__EXERCISE PROMPT__
Please output the data exactly, without omitting anything.

Start of TASK INPUTS

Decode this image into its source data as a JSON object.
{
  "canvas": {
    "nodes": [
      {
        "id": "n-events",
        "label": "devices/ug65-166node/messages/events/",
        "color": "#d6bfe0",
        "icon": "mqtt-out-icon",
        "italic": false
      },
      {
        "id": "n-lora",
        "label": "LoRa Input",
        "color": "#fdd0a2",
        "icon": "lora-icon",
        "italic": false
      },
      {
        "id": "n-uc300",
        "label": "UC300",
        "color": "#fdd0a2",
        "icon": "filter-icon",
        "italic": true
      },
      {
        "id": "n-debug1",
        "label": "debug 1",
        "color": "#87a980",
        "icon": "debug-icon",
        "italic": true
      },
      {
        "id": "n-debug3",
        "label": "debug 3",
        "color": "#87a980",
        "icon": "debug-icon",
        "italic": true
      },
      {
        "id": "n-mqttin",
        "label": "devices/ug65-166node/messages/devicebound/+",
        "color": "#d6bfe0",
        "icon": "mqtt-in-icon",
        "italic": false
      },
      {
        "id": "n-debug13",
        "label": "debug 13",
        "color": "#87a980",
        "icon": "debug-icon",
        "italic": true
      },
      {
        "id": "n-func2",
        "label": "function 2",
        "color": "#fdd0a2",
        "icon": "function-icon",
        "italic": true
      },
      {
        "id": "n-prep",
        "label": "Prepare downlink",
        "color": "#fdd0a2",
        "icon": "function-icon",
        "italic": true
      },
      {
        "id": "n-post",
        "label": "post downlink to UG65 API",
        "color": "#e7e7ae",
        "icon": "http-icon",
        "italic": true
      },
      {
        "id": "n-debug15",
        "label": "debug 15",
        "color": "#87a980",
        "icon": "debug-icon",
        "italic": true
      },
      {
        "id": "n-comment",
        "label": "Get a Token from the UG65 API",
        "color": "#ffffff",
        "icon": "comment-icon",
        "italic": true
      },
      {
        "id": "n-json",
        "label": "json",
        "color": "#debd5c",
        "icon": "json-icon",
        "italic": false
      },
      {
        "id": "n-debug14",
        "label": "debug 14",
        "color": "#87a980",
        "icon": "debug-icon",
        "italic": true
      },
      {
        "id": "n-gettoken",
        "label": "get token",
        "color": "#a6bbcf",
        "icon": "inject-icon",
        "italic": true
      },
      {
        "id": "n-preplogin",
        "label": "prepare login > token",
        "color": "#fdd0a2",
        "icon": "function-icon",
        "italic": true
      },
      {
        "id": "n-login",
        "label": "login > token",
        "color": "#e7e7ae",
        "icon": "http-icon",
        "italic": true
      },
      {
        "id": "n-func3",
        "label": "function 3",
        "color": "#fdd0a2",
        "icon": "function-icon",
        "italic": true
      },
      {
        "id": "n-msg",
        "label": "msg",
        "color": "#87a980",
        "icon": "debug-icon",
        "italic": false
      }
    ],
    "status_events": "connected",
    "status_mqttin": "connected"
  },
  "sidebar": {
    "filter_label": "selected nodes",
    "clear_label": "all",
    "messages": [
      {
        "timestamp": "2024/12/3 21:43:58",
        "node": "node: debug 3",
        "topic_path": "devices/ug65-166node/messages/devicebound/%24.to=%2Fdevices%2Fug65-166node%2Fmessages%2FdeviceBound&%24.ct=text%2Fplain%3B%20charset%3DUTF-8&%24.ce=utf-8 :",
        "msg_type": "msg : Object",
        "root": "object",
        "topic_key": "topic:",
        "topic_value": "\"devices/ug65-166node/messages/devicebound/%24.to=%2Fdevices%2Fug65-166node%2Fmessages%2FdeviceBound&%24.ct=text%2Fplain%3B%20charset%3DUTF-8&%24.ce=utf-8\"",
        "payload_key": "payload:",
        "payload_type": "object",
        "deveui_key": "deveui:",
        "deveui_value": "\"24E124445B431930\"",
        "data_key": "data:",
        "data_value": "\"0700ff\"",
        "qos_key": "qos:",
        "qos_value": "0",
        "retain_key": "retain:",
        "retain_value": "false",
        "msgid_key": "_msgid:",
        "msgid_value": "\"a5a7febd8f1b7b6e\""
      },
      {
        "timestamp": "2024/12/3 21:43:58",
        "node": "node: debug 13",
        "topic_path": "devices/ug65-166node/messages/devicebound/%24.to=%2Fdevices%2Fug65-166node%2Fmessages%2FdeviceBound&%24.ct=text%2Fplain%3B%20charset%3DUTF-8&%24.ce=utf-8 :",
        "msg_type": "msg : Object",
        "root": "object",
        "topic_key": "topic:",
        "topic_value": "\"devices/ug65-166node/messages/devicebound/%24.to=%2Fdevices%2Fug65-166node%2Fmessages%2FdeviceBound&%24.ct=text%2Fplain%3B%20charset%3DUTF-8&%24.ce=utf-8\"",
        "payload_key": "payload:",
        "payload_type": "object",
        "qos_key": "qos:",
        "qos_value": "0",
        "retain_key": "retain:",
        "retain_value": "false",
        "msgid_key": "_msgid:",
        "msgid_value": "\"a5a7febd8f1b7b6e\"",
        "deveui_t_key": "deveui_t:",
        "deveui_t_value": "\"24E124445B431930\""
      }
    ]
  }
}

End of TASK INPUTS

__EXERCISE OUTPUT__
Decode this image into its source data as a JSON object.
{
  "canvas": {
    "nodes": [
      {
        "id": "n-events",
        "label": "devices/ug65-166node/messages/events/",
        "color": "#d6bfe0",
        "icon": "mqtt-out-icon",
        "italic": false
      },
      {
        "id": "n-lora",
        "label": "LoRa Input",
        "color": "#fdd0a2",
        "icon": "lora-icon",
        "italic": false
      },
      {
        "id": "n-uc300",
        "label": "UC300",
        "color": "#fdd0a2",
        "icon": "filter-icon",
        "italic": true
      },
      {
        "id": "n-debug1",
        "label": "debug 1",
        "color": "#87a980",
        "icon": "debug-icon",
        "italic": true
      },
      {
        "id": "n-debug3",
        "label": "debug 3",
        "color": "#87a980",
        "icon": "debug-icon",
        "italic": true
      },
      {
        "id": "n-mqttin",
        "label": "devices/ug65-166node/messages/devicebound/+",
        "color": "#d6bfe0",
        "icon": "mqtt-in-icon",
        "italic": false
      },
      {
        "id": "n-debug13",
        "label": "debug 13",
        "color": "#87a980",
        "icon": "debug-icon",
        "italic": true
      },
      {
        "id": "n-func2",
        "label": "function 2",
        "color": "#fdd0a2",
        "icon": "function-icon",
        "italic": true
      },
      {
        "id": "n-prep",
        "label": "Prepare downlink",
        "color": "#fdd0a2",
        "icon": "function-icon",
        "italic": true
      },
      {
        "id": "n-post",
        "label": "post downlink to UG65 API",
        "color": "#e7e7ae",
        "icon": "http-icon",
        "italic": true
      },
      {
        "id": "n-debug15",
        "label": "debug 15",
        "color": "#87a980",
        "icon": "debug-icon",
        "italic": true
      },
      {
        "id": "n-comment",
        "label": "Get a Token from the UG65 API",
        "color": "#ffffff",
        "icon": "comment-icon",
        "italic": true
      },
      {
        "id": "n-json",
        "label": "json",
        "color": "#debd5c",
        "icon": "json-icon",
        "italic": false
      },
      {
        "id": "n-debug14",
        "label": "debug 14",
        "color": "#87a980",
        "icon": "debug-icon",
        "italic": true
      },
      {
        "id": "n-gettoken",
        "label": "get token",
        "color": "#a6bbcf",
        "icon": "inject-icon",
        "italic": true
      },
      {
        "id": "n-preplogin",
        "label": "prepare login > token",
        "color": "#fdd0a2",
        "icon": "function-icon",
        "italic": true
      },
      {
        "id": "n-login",
        "label": "login > token",
        "color": "#e7e7ae",
        "icon": "http-icon",
        "italic": true
      },
      {
        "id": "n-func3",
        "label": "function 3",
        "color": "#fdd0a2",
        "icon": "function-icon",
        "italic": true
      },
      {
        "id": "n-msg",
        "label": "msg",
        "color": "#87a980",
        "icon": "debug-icon",
        "italic": false
      }
    ],
    "status_events": "connected",
    "status_mqttin": "connected"
  },
  "sidebar": {
    "filter_label": "selected nodes",
    "clear_label": "all",
    "messages": [
      {
        "timestamp": "2024/12/3 21:43:58",
        "node": "node: debug 3",
        "topic_path": "devices/ug65-166node/messages/devicebound/%24.to=%2Fdevices%2Fug65-166node%2Fmessages%2FdeviceBound&%24.ct=text%2Fplain%3B%20charset%3DUTF-8&%24.ce=utf-8 :",
        "msg_type": "msg : Object",
        "root": "object",
        "topic_key": "topic:",
        "topic_value": "\"devices/ug65-166node/messages/devicebound/%24.to=%2Fdevices%2Fug65-166node%2Fmessages%2FdeviceBound&%24.ct=text%2Fplain%3B%20charset%3DUTF-8&%24.ce=utf-8\"",
        "payload_key": "payload:",
        "payload_type": "object",
        "deveui_key": "deveui:",
        "deveui_value": "\"24E124445B431930\"",
        "data_key": "data:",
        "data_value": "\"0700ff\"",
        "qos_key": "qos:",
        "qos_value": "0",
        "retain_key": "retain:",
        "retain_value": "false",
        "msgid_key": "_msgid:",
        "msgid_value": "\"a5a7febd8f1b7b6e\""
      },
      {
        "timestamp": "2024/12/3 21:43:58",
        "node": "node: debug 13",
        "topic_path": "devices/ug65-166node/messages/devicebound/%24.to=%2Fdevices%2Fug65-166node%2Fmessages%2FdeviceBound&%24.ct=text%2Fplain%3B%20charset%3DUTF-8&%24.ce=utf-8 :",
        "msg_type": "msg : Object",
        "root": "object",
        "topic_key": "topic:",
        "topic_value": "\"devices/ug65-166node/messages/devicebound/%24.to=%2Fdevices%2Fug65-166node%2Fmessages%2FdeviceBound&%24.ct=text%2Fplain%3B%20charset%3DUTF-8&%24.ce=utf-8\"",
        "payload_key": "payload:",
        "payload_type": "object",
        "qos_key": "qos:",
        "qos_value": "0",
        "retain_key": "retain:",
        "retain_value": "false",
        "msgid_key": "_msgid:",
        "msgid_value": "\"a5a7febd8f1b7b6e\"",
        "deveui_t_key": "deveui_t:",
        "deveui_t_value": "\"24E124445B431930\""
      }
    ]
  }
}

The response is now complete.